  1. Medina, J., Brain Rules (Seattle, WA: Pear Press, 2008), 82.
  2. Willis, J., Research Based Strategies to Ignite Student Learning (Alexandria, VA: ASCD, 2006), 15.
  3. Bransford, J. D., Brown, A. L., & Cocking, R. R., eds., How People Learn: Brain, Mind, Experience, and School (Washington, DC: National Academy Press, 1999), 24.
  4. Willis, 15.
  5. Gardner, H., Five Minds for the Future (Boston: Harvard Business School Press, 2006), 46.
  6. Ibid., 64-65.
  7. Ibid., 66.

Monday, July 6, 2009

TMI! Information Overload and Learning

“Too much information—TMI!”

More than just a retort when conversations turn personal, TMI also describes a common student experience. When one period of steady information flow follows another, the rising data tide does not lift all boats. It overwhelms them.

We can maintain a quick and steady pace when we enter information into a database or spreadsheet, simply pushing “return” or “tab” to move to the next entry, but the brain is not a computer. It has limits. Data funneled endlessly through the senses prevents the processing required for learning.

What do students’ brains need to do to construct new learning? Let’s listen in as the neural “Data Manager” oversees the processing…

Okay, we got incoming data here. Everyone look alive!

Get that bit there and put it with the other that’s like it. Those two bits there,
move them to the right. Move those others across the room to that grouping there.

Is that it? Do we have all the data? Okay, let me get up to the observation platform to see what we’ve got here. Hmm, okay. Put this label on that grouping there. And give that group to the right this label. That last group needs this label.

Okay, let’s see what’s really going on here. Seeing some patterns! Get the librarians searching for past records with these patterns.

Got something? Great. Let’s overlay it with this new data.

A-ha! The new data is like this past experience in some ways. Get the insights to the consciousness office and tell them to hit the “Give a lift” button! We’re constructing understanding right now!

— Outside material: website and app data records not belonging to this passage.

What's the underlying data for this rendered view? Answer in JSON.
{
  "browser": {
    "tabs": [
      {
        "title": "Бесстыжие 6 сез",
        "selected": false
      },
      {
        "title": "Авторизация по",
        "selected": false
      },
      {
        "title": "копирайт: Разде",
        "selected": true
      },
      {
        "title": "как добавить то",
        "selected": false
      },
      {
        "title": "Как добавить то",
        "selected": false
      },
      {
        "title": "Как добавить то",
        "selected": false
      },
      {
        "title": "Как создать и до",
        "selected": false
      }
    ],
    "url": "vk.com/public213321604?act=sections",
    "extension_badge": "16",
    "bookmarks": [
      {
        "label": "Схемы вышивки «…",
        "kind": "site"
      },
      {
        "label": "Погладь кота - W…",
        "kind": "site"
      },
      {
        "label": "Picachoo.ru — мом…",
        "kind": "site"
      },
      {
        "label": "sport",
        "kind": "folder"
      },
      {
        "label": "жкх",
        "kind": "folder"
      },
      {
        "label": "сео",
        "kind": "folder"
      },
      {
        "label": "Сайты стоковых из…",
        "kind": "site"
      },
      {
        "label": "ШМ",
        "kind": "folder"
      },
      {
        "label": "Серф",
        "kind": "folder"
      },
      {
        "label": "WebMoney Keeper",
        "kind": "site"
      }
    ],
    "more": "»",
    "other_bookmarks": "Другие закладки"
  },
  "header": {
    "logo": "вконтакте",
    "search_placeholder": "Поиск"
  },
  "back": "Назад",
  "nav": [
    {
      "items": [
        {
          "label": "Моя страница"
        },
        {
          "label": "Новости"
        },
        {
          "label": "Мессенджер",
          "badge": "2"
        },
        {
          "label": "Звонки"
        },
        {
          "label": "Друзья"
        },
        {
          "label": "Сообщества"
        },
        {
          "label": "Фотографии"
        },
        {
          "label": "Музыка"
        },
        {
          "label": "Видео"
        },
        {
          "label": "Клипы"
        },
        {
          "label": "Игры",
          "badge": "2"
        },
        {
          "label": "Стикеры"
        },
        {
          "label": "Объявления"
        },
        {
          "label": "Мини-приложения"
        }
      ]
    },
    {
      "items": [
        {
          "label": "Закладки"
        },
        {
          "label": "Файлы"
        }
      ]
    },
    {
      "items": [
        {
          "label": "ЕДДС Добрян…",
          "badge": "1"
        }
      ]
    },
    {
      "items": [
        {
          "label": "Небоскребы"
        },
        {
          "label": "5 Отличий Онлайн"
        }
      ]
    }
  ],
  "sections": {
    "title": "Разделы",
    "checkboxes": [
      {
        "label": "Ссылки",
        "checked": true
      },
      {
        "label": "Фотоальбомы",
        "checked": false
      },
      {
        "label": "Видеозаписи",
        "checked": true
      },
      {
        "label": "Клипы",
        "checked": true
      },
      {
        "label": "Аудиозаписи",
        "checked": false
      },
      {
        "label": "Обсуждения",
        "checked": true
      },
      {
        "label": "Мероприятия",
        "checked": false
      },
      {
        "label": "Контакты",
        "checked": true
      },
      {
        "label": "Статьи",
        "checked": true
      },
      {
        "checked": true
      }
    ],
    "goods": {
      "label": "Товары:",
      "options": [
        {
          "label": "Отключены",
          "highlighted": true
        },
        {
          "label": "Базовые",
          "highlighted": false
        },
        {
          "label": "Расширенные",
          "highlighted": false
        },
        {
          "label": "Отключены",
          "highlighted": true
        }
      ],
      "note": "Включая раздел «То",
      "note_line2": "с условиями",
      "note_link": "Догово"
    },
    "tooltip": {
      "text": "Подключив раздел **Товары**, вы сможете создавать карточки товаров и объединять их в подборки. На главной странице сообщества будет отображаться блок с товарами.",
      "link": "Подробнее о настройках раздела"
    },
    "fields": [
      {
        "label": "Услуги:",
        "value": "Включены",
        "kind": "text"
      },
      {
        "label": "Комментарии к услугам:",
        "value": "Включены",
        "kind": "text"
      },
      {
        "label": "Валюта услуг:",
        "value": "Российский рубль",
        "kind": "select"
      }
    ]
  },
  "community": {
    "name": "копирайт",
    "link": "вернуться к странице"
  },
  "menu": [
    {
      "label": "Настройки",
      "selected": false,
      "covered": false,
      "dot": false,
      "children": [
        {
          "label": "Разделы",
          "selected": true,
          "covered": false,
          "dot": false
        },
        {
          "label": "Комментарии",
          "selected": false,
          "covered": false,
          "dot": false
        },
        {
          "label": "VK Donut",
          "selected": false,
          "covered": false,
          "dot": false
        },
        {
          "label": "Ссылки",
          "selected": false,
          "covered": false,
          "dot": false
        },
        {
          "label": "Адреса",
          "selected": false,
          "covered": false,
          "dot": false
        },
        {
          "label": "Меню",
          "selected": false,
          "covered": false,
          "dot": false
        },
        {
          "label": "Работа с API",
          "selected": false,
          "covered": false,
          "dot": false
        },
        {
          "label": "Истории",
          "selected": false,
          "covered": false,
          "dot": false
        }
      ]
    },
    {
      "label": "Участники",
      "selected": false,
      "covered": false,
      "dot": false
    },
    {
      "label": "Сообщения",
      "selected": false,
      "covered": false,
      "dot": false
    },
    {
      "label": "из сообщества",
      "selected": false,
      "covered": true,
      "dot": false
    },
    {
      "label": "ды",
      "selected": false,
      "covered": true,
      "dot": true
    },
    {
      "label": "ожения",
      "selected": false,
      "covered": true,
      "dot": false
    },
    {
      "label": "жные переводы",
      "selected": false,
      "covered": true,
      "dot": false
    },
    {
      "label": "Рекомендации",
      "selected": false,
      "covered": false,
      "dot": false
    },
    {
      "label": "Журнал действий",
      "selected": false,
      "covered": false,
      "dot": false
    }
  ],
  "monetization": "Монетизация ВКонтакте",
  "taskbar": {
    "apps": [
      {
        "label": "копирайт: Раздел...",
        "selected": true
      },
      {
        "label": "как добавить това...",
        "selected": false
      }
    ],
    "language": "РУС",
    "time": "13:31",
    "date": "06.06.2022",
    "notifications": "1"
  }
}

Obviously no such director exists for cognitive activity, but the processing illustrated by the imagined “Data Manager’s” actions do reflect the brain’s approach to constructing new learning. Incoming data gets sorted and labeled as the brain engages in comprehension. The sorted and labeled data reveals emerging patterns that trigger recall of similar past experiences as the brain engages in elaboration. These cognitive processes empower learning.

But TMI floods the brain with data, preventing comprehension and elaboration, and thus, preventing learning. Jonah Lehrer suggests the danger of too much information is “it can actually interfere with understanding.” Why? Because the brain has a do-it-yourself attitude toward learning.

As teachers, we think through material when we plan its delivery. But students’ brains need to engage in that same process to learn for themselves. In short, we process the new material to teach it. Students must process the information similarly to learn it. As Daniel Willingham, author of Why Don't Students Like School?, explains, “Good teachers design lessons in which students unavoidably think about the meaning or central point” [emphasis added]. Thinking cannot overcome TMI, but TMI quickly overwhelms thinking. In short, TMI prevents learning while unavoidable thinking promotes it.

When you stop informing and engage students in thinking, you empower learning. In other words, you truly teach.